▸ EXERCISE DIRECTIONS: Would you please restate every record exactly as written?

——————

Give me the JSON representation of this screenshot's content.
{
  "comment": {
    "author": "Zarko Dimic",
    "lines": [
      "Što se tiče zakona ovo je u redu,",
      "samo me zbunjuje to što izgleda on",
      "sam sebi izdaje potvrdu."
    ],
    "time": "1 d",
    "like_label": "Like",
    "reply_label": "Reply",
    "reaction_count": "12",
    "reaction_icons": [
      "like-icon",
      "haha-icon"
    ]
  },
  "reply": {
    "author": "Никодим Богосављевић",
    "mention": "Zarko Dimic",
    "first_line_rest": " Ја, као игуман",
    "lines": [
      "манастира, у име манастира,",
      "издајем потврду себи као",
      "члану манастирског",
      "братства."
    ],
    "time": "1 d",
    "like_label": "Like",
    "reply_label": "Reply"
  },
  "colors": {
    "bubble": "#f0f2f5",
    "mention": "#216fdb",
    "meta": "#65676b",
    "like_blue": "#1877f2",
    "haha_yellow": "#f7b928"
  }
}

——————

▸ REPLY TO THE EXERCISE:
Give me the JSON representation of this screenshot's content.
{
  "comment": {
    "author": "Zarko Dimic",
    "lines": [
      "Što se tiče zakona ovo je u redu,",
      "samo me zbunjuje to što izgleda on",
      "sam sebi izdaje potvrdu."
    ],
    "time": "1 d",
    "like_label": "Like",
    "reply_label": "Reply",
    "reaction_count": "12",
    "reaction_icons": [
      "like-icon",
      "haha-icon"
    ]
  },
  "reply": {
    "author": "Никодим Богосављевић",
    "mention": "Zarko Dimic",
    "first_line_rest": " Ја, као игуман",
    "lines": [
      "манастира, у име манастира,",
      "издајем потврду себи као",
      "члану манастирског",
      "братства."
    ],
    "time": "1 d",
    "like_label": "Like",
    "reply_label": "Reply"
  },
  "colors": {
    "bubble": "#f0f2f5",
    "mention": "#216fdb",
    "meta": "#65676b",
    "like_blue": "#1877f2",
    "haha_yellow": "#f7b928"
  }
}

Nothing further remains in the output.